Wednesday, January 27, 2016

Wounded Warrior Project Wasting Money

Wounded Warrior Project accused of wasting donor money: ‘It just makes me sick’

Dozens of former Wounded Warrior Project employees have accused the charity of needlessly spending millions of dollars in donations on lavish conferences and parties.

In 2014 alone, the Wounded Warrior Project (WWP) received more than $300 million in donations, yet it only spent roughly 60 percent of that on vets, CBS News reported. Other respected charities for wounded veterans, like the Disabled American Veterans Charitable Service Trust and Fisher House, reportedly spent more than 90 percent of their donations on vets.

CBS News spoke to more than 40 former WWP employees who accused the charity of out-of-control spending.

“Their mission is to honor and empower wounded warriors, but what the public doesn’t see is how they spend their money,” said Army Staff Sgt. Erick Millette, who recently quit as a public speaker with WWP. “You’re using our injuries, our darkest days, our hardships, to make money. So you can have these big parties.”

Spending on conferences and meetings went from $1.7 million in 2010, to $26 million in 2014, which is the same amount the group spends on combat stress recovery, their top program, according to the charity’s tax forms obtained by CBS News.

“Let’s get a Mexican mariachi band in there, let’s get maracas made with [the] WWP logo, put them on every staff member’s desk. Let’s get it catered and have a big old party,” Sgt. Millette added.

Another former employee, who refused to be shown on camera for fear of retaliation, said the charity’s spending is “extremely extravagant.” He said the spending on resorts and alcohol is “what the military calls fraud waste and abuse.”

“A lot of the warriors I saw needed mental health treatment,” another ex-employee said. “They don’t get that from Wounded Warrior Project.”

Former employees say spending has skyrocketed since Steven Nardizzi took over as CEO in 2009, pointing to a 2014 four-day conference at a luxury resort in Colorado Springs, which cost about $3 million, CBS News reported.

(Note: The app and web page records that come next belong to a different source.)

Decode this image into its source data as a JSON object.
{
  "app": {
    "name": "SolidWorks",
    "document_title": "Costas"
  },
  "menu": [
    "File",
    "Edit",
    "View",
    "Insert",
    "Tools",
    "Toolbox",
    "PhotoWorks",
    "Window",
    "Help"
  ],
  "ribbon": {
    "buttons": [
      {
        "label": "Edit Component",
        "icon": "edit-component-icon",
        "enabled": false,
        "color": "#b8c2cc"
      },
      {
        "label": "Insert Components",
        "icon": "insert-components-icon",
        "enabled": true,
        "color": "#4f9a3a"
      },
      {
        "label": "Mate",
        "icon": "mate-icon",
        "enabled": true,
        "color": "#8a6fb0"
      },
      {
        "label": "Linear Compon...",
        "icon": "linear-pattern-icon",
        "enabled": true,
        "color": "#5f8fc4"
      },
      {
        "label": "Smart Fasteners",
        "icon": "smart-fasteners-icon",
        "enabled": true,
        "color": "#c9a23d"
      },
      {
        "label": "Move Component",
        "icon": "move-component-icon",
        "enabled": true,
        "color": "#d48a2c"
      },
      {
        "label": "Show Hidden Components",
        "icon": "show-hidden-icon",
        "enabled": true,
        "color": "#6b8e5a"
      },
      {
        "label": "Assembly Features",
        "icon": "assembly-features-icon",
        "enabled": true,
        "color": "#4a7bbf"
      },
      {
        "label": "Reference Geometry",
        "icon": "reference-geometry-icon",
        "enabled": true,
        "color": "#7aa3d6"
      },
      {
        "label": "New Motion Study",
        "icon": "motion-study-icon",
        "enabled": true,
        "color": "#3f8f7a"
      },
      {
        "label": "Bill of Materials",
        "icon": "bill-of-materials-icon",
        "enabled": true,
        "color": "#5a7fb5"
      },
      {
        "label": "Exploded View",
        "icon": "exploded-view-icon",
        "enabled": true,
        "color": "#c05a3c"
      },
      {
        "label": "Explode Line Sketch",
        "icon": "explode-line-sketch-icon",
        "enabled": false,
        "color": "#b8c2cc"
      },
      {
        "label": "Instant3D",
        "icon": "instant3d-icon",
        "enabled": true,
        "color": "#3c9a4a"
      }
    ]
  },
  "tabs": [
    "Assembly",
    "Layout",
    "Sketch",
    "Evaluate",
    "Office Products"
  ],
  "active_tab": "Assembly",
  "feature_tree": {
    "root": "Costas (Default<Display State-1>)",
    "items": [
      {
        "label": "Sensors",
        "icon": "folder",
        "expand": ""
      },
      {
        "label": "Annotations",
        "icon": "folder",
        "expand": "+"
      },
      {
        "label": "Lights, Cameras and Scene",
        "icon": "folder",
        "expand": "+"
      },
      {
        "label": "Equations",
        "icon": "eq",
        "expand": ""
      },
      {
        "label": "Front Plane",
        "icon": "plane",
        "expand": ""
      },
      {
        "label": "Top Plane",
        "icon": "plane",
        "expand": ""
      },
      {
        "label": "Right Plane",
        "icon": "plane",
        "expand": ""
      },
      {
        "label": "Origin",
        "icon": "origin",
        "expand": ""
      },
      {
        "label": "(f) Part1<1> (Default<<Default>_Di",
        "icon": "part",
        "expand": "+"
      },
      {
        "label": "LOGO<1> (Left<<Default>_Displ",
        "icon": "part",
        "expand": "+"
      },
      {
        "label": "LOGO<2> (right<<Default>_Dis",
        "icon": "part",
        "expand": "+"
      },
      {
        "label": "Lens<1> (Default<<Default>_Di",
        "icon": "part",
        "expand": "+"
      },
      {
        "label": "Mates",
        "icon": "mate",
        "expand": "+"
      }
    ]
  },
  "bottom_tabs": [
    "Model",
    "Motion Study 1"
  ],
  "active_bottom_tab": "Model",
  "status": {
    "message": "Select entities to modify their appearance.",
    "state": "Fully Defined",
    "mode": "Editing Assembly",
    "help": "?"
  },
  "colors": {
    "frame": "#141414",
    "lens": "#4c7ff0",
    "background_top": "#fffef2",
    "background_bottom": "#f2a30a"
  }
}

“[Mr. Nardizzi] rappelled down the side of a building at one of the all-hands events. He’s come in on a Segway. He’s come in on a horse,” Sgt. Millette claimed. “Donors don’t want you to have a $2,500 bar tab. Donors don’t want you to fly every staff member once a year to some five-star resort and whoop it up and call it team building.”

WWP’s Director of Alumni, Capt. Ryan Kules, denied allegations of wasteful spending and denied that the Colorado conference cost $3 million, though he said he was not there and was unable to say what it did cost, CBS News reported.

He said the conferences are “the best use of donor dollars to ensure we are providing programs and services to our warriors and families at the highest quality.”

But Sgt. Millette said spending isn’t the only problem at WWP. He claimed the charity does a poor job of handling individual cases.

“I would raise issues. Why aren’t we doing follow up? Why don’t we have any case management?” he told CBS.

‘We don’t call warriors. Warriors call us,’ ” he recalled his superiors telling him. “Again, as a disabled veteran, it just makes me sick.”